Conditional Expressions and Predicates

Review on Conditionals

We used if and conditionals in our first lab. In this section, we will flesh out more details.

We generally use an if or a cond when we want our function to behave differently depending on a certain condition. Note that these two functions are special forms in Racket; we don't evaluate them using the usual "evaluate the operands fully, and then apply the operator" method.

cond Examples

The general form of a cond expression is:

(cond  (<test1> <result1>)
       (<test2> <result2>)
       (<testn> <resultn>)
       (else <default>))  ;; The 'else' case is optional

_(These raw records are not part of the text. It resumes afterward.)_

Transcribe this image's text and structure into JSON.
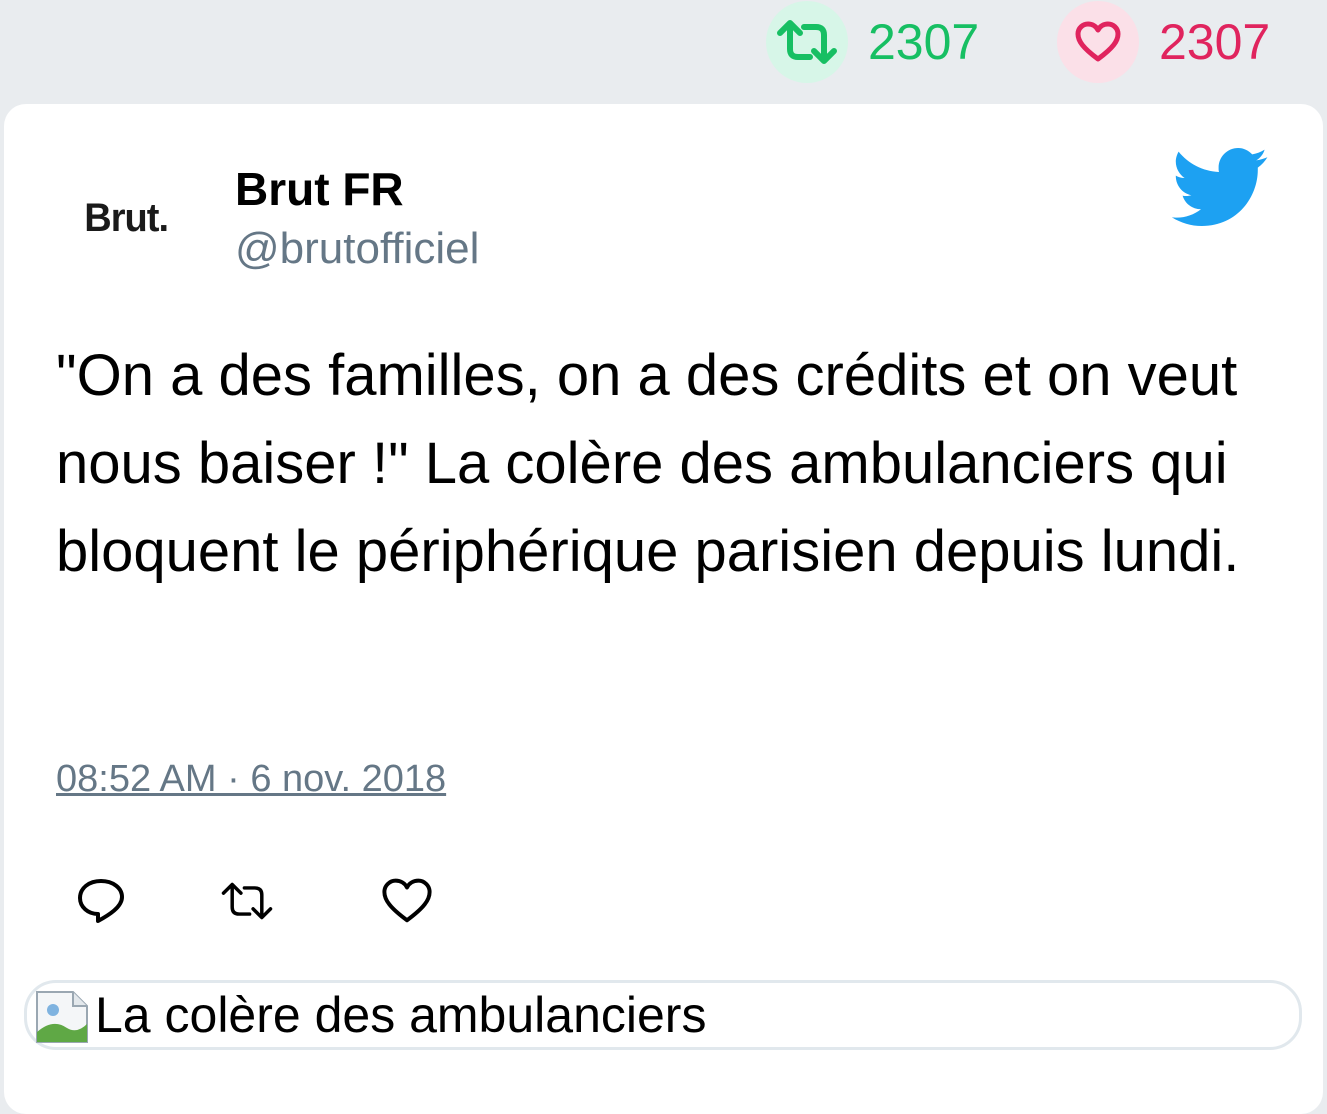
{
  "stats": {
    "retweet_count": "2307",
    "like_count": "2307",
    "retweet_color": "#17bf63",
    "like_color": "#e0245e"
  },
  "tweet": {
    "avatar_text": "Brut.",
    "display_name": "Brut FR",
    "handle": "@brutofficiel",
    "text": "\"On a des familles, on a des crédits et on veut nous baiser !\" La colère des ambulanciers qui bloquent le périphérique parisien depuis lundi.",
    "timestamp": "08:52 AM · 6 nov. 2018",
    "media_alt": "La colère des ambulanciers"
  },
  "icons": {
    "brand": "twitter-bird-icon",
    "actions": [
      "reply-icon",
      "retweet-icon",
      "like-icon"
    ]
  },
  "colors": {
    "twitter_blue": "#1da1f2",
    "handle_gray": "#657786"
  }
}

Each (<test> <result>) pair is called a clause. The first part of each pair (the <test>) is a predicate—an expression that must evaluate to either true or false.

To evaluate a cond expression, start by evaluating <test1>. If it is true, evaluate and return <result1>. If <test1> is false, repeat for <test2>, and so on until there are no more tests. If you hit an else, return the value corresponding to it (the "default value").

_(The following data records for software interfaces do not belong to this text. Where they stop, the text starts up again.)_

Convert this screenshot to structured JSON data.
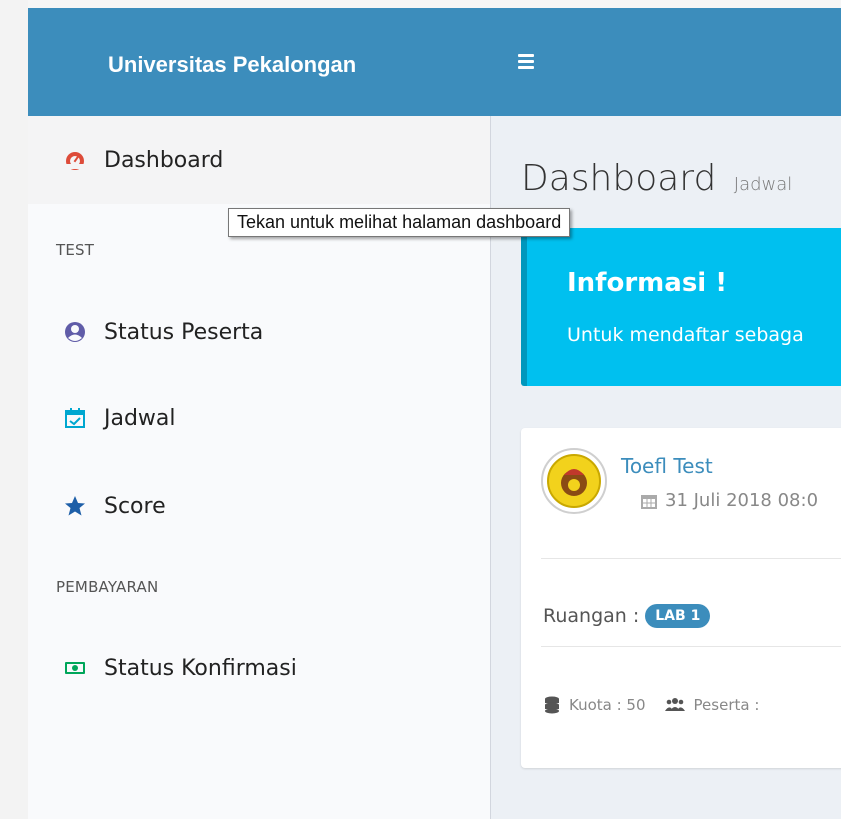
{
  "header": {
    "brand": "Universitas Pekalongan",
    "menu_icon": "hamburger-icon"
  },
  "sidebar": {
    "items": [
      {
        "label": "Dashboard",
        "icon": "dashboard-icon"
      },
      {
        "label": "Status Peserta",
        "icon": "user-circle-icon"
      },
      {
        "label": "Jadwal",
        "icon": "calendar-check-icon"
      },
      {
        "label": "Score",
        "icon": "star-icon"
      },
      {
        "label": "Status Konfirmasi",
        "icon": "money-icon"
      }
    ],
    "headers": [
      "TEST",
      "PEMBAYARAN"
    ]
  },
  "tooltip": "Tekan untuk melihat halaman dashboard",
  "main": {
    "title": "Dashboard",
    "subtitle": "Jadwal",
    "callout": {
      "title": "Informasi !",
      "text": "Untuk mendaftar sebaga"
    },
    "card": {
      "title": "Toefl Test",
      "date": "31 Juli 2018 08:0",
      "room_label": "Ruangan :",
      "room_badge": "LAB 1",
      "quota": "Kuota : 50",
      "participants": "Peserta :"
    }
  },
  "colors": {
    "primary": "#3c8dbc",
    "info": "#00c0ef",
    "dashboard_icon": "#dd4b39",
    "user_icon": "#605ca8",
    "calendar_icon": "#00a7d0",
    "star_icon": "#1e5fa8",
    "money_icon": "#00a65a"
  }
}
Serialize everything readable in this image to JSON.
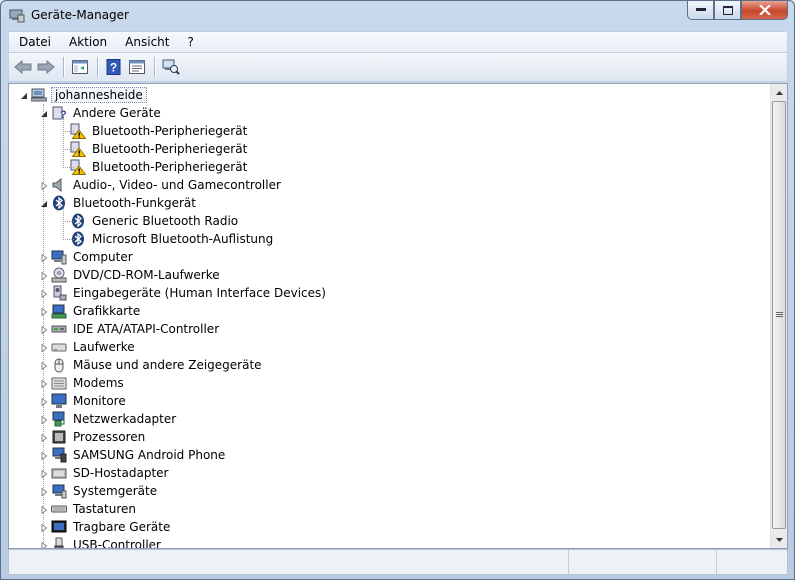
{
  "window": {
    "title": "Geräte-Manager"
  },
  "menu": {
    "items": [
      "Datei",
      "Aktion",
      "Ansicht",
      "?"
    ]
  },
  "toolbar": {
    "buttons": [
      "back-icon",
      "forward-icon",
      "console-tree-icon",
      "help-icon",
      "properties-icon",
      "scan-hardware-icon"
    ]
  },
  "tree": {
    "root": "johannesheide",
    "nodes": [
      {
        "label": "Andere Geräte",
        "icon": "unknown-device-icon",
        "expanded": true,
        "children": [
          {
            "label": "Bluetooth-Peripheriegerät",
            "icon": "warning-device-icon"
          },
          {
            "label": "Bluetooth-Peripheriegerät",
            "icon": "warning-device-icon"
          },
          {
            "label": "Bluetooth-Peripheriegerät",
            "icon": "warning-device-icon"
          }
        ]
      },
      {
        "label": "Audio-, Video- und Gamecontroller",
        "icon": "speaker-icon",
        "expanded": false
      },
      {
        "label": "Bluetooth-Funkgerät",
        "icon": "bluetooth-icon",
        "expanded": true,
        "children": [
          {
            "label": "Generic Bluetooth Radio",
            "icon": "bluetooth-icon"
          },
          {
            "label": "Microsoft Bluetooth-Auflistung",
            "icon": "bluetooth-icon"
          }
        ]
      },
      {
        "label": "Computer",
        "icon": "computer-icon",
        "expanded": false
      },
      {
        "label": "DVD/CD-ROM-Laufwerke",
        "icon": "dvd-drive-icon",
        "expanded": false
      },
      {
        "label": "Eingabegeräte (Human Interface Devices)",
        "icon": "hid-icon",
        "expanded": false
      },
      {
        "label": "Grafikkarte",
        "icon": "display-adapter-icon",
        "expanded": false
      },
      {
        "label": "IDE ATA/ATAPI-Controller",
        "icon": "ide-controller-icon",
        "expanded": false
      },
      {
        "label": "Laufwerke",
        "icon": "disk-drive-icon",
        "expanded": false
      },
      {
        "label": "Mäuse und andere Zeigegeräte",
        "icon": "mouse-icon",
        "expanded": false
      },
      {
        "label": "Modems",
        "icon": "modem-icon",
        "expanded": false
      },
      {
        "label": "Monitore",
        "icon": "monitor-icon",
        "expanded": false
      },
      {
        "label": "Netzwerkadapter",
        "icon": "network-adapter-icon",
        "expanded": false
      },
      {
        "label": "Prozessoren",
        "icon": "processor-icon",
        "expanded": false
      },
      {
        "label": "SAMSUNG Android Phone",
        "icon": "phone-icon",
        "expanded": false
      },
      {
        "label": "SD-Hostadapter",
        "icon": "sd-host-icon",
        "expanded": false
      },
      {
        "label": "Systemgeräte",
        "icon": "system-device-icon",
        "expanded": false
      },
      {
        "label": "Tastaturen",
        "icon": "keyboard-icon",
        "expanded": false
      },
      {
        "label": "Tragbare Geräte",
        "icon": "portable-device-icon",
        "expanded": false
      },
      {
        "label": "USB-Controller",
        "icon": "usb-icon",
        "expanded": false
      }
    ]
  },
  "colors": {
    "accent": "#1f3f78",
    "warning": "#f5c400",
    "selection_border": "#7a8ba3"
  }
}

You can write a cond expression as a series of 'if' statements:

(if <test1>
    (if <test2>
        (if <testn>
            <default>) ;; Closing parentheses omitted


The function plural below takes in a word and returns its plural form. For example, (plural 'carrot) returns 'carrots and (plural 'body) returns 'bodies. It does not perform correctly for (plural 'boy), which should return 'boys; the buggy version below returns 'boies instead.

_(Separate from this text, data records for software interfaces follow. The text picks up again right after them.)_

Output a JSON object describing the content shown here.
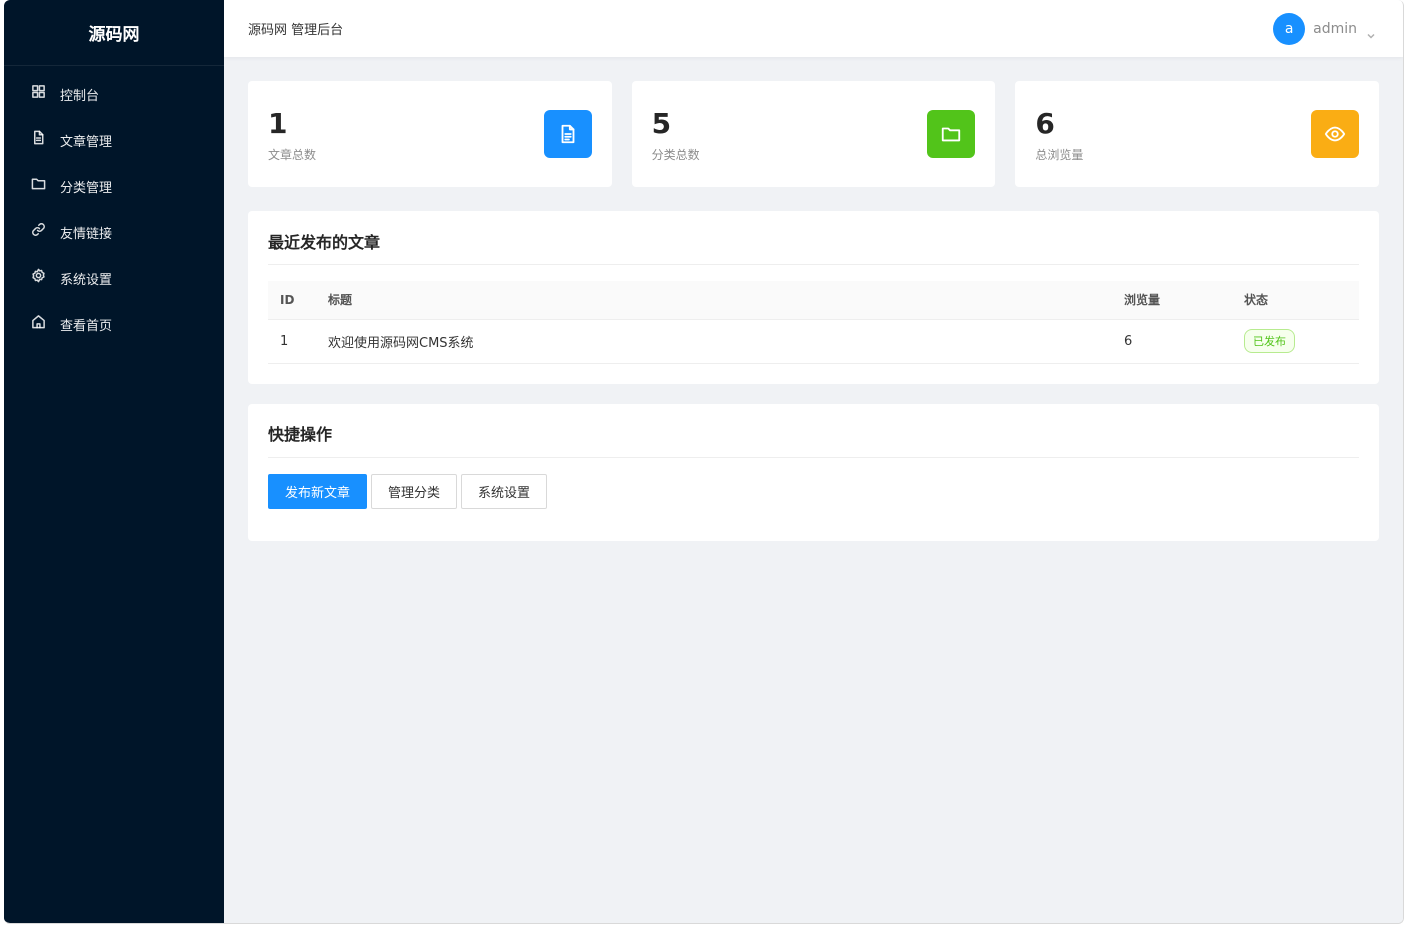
{
  "sidebar": {
    "logo": "源码网",
    "items": [
      {
        "label": "控制台",
        "icon": "dashboard-icon"
      },
      {
        "label": "文章管理",
        "icon": "file-icon"
      },
      {
        "label": "分类管理",
        "icon": "folder-icon"
      },
      {
        "label": "友情链接",
        "icon": "link-icon"
      },
      {
        "label": "系统设置",
        "icon": "gear-icon"
      },
      {
        "label": "查看首页",
        "icon": "home-icon"
      }
    ]
  },
  "header": {
    "title": "源码网 管理后台",
    "avatar_letter": "a",
    "username": "admin"
  },
  "stats": [
    {
      "value": "1",
      "label": "文章总数",
      "icon": "document-icon",
      "color": "#1890ff"
    },
    {
      "value": "5",
      "label": "分类总数",
      "icon": "folder-icon",
      "color": "#52c41a"
    },
    {
      "value": "6",
      "label": "总浏览量",
      "icon": "eye-icon",
      "color": "#faad14"
    }
  ],
  "recent": {
    "title": "最近发布的文章",
    "columns": {
      "id": "ID",
      "title": "标题",
      "views": "浏览量",
      "status": "状态"
    },
    "rows": [
      {
        "id": "1",
        "title": "欢迎使用源码网CMS系统",
        "views": "6",
        "status": "已发布"
      }
    ]
  },
  "quick": {
    "title": "快捷操作",
    "buttons": {
      "publish": "发布新文章",
      "categories": "管理分类",
      "settings": "系统设置"
    }
  }
}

(define (plural wd) 
  (if (equal? (last wd) 'y) 
      (word (bl wd) 'ies)
      (word wd 's)))
Choose which line of code to add in the blank below so that (plural 'boy) behaves correctly (that is, it should return boys). Suppose `vowel?` is defined as before.
(define (plural wd) 
  (if __________________
      (word (bl wd) 'ies)
      (word wd 's)))

Predicate and Style

A predicate is any expression that returns true or false. Some examples include (< 3 4),(> 10 -2), and (= 'apple 'orange). You can form compound predicates by using and, or, and not.

Here is an example of a predicate:

(define (even? x)
  (= (remainder x 2) 0))

When defining a predicate, it is conventional to end the name of the procedure with a question mark (?).

Here's another way to define even?:

(define (even? x)
  (if (= (remainder x 2) 0)

Although this definition is equivalent to the original definition above, it contains redundancies. We urge you to avoid writing code like this. Redundant code can make your programs more difficult to understand, and is typically considered an example of bad programming style.


We define a procedure that takes three numbers as arguments and returns the sum of the squares of the two larger numbers

For example, (max-sum-squares 1 2 3) returns 13, which is 4 + 9

Why isn't the code below correct?
(define (square x) (* x x))

    (define (max-sum-squares a b c) (max (+ (square a) (square b)) (+ (square b) (square c)) (+ (square a) (square c))))

PRACTICE QUESTION: Write a procedure pigl that takes a word as an argument and returns that word in pig latin. Here are the rules for pig latin:

If the input word starts with a vowel then we append "ay" to the input.

If the input word starts with a consonant then we move all the starting consonants to the end of the word and then append "ay" to the end.

Here are some examples:

(pigl 'hello) ; ellohay 
(pigl 'open) ; openay 
(pigl 'scheme) ; emeschay

What happens if our input doesn't have a vowel, like (pigl 'my)? Make sure your pigl checks if a word has no vowels and just returns that word directly.

(pigl my) ; my

Check your answer in your Racket interpreter with the examples above!